We know in part what was the subsequent life of this man, and have seen how he was in a fair way to reach the highest honours, when the revelations of an old fellow-convict toppled him down; but the most singular part, perhaps, of his career remains to be noticed. As far as could be learned, his conduct for a period of ten years after his escape from prison had been free from crime, except of course as regards the assumption of a borrowed title; but it was in Paris that his old course of guilt had been run, and on his return to Paris he renewed acquaintance with his former associates. His intelligence and boldness, and the high social position he occupied, placed him naturally at the head of an organised band, of which, next to himself, his countess and his brother were the most distinguished members. Coignard, accompanied perhaps by his lady, would pay a visit to some great man, and would take advantage of a momentary absence to get an impression of the locks of drawers in which he had reason to suspect that valuables were kept. A plan would then be arranged by the band; the absence of the master of the house would be known to Coignard, and by him notified to his associates, who in a twinkling would carry off all the plate in the house. On the morrow Coignard would call, sympathise, and offer his services in tracing the robbers. After a while he would declare to the police that he had made discoveries, and, having put them on a wrong scent, would be at liberty to plan a fresh enterprise. Others, again, had bitter reason to recollect visits of the countess, during which Alexander Coignard, the footman, would carefully study the weak points of the house, from which all the plate would disappear soon after.
On his trial Coignard persisted in claiming his assumed name. To the president, who addressed him as simple Peter Coignard, he replied: "I have already had the honour to inform M. le President that my name is De Pontis, and that I will not answer any questions addressed to Coignard; if death stared me in the face, I would say the same thing." The president was obliged to give way, and thenceforth addressed him as "first prisoner." No doubt whatever was left in the minds of the jury that they had before them Coignard the convict; he had in fact in an unguarded moment betrayed himself while in prison. It was, however, fully proved that his conduct and courage while serving in Spain had been deserving of the highest praise, testimony which he supported by baring his breast before the audience, and showing them the scars with which it was furrowed. It was to these facts, and to a certain dignity in his manner, that he owed the merciful consideration of the jury. He had shot at an agent of police who had tried to arrest him, but he was acquitted on the charge of attempted homicide, and after a trial of two days, was condemned to hard labour for life.
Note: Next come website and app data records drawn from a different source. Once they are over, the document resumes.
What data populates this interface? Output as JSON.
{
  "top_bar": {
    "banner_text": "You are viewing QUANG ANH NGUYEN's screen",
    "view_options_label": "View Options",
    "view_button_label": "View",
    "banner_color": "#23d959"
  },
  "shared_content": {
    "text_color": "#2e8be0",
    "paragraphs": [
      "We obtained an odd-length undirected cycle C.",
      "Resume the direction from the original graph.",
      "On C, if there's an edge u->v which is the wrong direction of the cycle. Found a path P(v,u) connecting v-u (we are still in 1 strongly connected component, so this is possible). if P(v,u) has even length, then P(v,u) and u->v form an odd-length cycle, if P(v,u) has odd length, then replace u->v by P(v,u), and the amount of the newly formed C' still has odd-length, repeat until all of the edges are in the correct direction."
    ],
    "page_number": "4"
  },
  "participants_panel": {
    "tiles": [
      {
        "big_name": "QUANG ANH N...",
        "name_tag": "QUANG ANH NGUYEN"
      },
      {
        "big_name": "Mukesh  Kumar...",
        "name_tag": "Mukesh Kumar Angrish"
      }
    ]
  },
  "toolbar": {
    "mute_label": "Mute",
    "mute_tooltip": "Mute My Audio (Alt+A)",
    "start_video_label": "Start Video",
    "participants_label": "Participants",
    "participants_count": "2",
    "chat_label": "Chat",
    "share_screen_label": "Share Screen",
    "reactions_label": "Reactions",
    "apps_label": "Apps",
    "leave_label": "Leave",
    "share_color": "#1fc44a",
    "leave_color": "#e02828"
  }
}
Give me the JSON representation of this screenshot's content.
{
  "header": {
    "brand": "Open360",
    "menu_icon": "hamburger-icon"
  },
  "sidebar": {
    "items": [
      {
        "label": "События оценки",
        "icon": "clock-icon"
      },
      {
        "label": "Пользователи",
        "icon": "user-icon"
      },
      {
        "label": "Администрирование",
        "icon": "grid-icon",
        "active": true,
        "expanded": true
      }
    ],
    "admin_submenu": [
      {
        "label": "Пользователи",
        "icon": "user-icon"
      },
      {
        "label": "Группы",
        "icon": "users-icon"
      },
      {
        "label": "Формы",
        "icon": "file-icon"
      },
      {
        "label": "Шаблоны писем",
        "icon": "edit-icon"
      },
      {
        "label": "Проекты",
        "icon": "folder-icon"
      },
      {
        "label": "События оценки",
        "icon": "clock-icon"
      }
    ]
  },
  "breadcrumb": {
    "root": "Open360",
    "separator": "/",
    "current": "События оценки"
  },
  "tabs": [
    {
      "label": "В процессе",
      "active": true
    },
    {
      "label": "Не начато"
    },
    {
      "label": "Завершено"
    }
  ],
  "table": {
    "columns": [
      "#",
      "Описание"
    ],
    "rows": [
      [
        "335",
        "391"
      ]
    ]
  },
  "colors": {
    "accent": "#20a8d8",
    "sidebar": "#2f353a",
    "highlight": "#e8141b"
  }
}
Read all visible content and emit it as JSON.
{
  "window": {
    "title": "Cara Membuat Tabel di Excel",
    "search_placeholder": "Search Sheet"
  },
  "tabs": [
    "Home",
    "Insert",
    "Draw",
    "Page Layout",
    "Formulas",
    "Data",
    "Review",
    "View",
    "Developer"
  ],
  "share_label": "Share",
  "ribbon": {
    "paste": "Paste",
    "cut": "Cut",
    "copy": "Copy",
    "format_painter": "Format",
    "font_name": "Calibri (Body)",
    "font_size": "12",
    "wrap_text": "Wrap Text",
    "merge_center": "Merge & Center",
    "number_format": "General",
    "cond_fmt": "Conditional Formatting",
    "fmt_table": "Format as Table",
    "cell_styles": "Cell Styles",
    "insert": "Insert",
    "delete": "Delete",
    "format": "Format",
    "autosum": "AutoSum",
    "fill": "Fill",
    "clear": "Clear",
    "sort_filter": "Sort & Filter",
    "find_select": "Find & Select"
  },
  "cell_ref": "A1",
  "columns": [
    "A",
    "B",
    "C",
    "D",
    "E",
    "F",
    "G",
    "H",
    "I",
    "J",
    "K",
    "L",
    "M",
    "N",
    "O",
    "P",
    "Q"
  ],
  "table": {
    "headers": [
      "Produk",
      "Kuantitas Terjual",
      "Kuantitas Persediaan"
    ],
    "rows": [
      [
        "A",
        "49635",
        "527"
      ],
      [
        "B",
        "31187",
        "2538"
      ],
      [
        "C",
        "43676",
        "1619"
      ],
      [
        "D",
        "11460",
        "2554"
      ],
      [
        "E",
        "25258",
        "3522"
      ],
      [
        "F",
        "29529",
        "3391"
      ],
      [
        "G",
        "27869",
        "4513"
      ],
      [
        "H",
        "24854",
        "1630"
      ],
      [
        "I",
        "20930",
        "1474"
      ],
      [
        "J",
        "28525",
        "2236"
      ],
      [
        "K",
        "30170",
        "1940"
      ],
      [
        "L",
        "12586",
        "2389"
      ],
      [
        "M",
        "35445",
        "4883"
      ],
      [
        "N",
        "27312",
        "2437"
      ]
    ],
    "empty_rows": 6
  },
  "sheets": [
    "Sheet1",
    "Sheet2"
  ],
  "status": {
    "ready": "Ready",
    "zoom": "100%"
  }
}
An immense crowd flocked to the Bicêtre to witness the departure of the chain in which was the felon whose daring fraud had brought him into the presence and favour of his sovereign, and in every town through which his road lay the same curiosity was excited. His arrival at Toulon, his old place of confinement, was hailed with enthusiasm by his old comrades. The ex-countess, who had been acquitted, followed him to Toulon that she might still be near him in his captivity, and there she remained till he died, at the end of a few years.
The previous dispersion of the old French nobility, and the unsettled state of affairs in France, go some way to explain the success of Coignard's fraud; but the social position which he reached, and the length of time during which he maintained it with perfect external propriety, place him perhaps at the head of all modern swindlers of this stamp.
Well do I remember going, when a child, upon errands to my father's bankers, Messrs. Pound, Schilling, Pense, & Co. The little slips of green paper, so curiously inscribed with phrases and devices, filled in by my father with figures, and signed with his signature, I can see now; the solid, ringing pieces of gold and silver that I received in exchange are still tingling in the palms of my hands. That pale, solemn, stoical face of the cashier, intrenched behind the high mahogany desk which I had to storm—its expression of intellectual concentration never brightened by a ray of mirth, or ruffled by those multifarious noises which I thought enough to confound it—is present to my mind's eye at this moment. I can see, too, those pliant fingers of his, seized at particular moments with fits of con-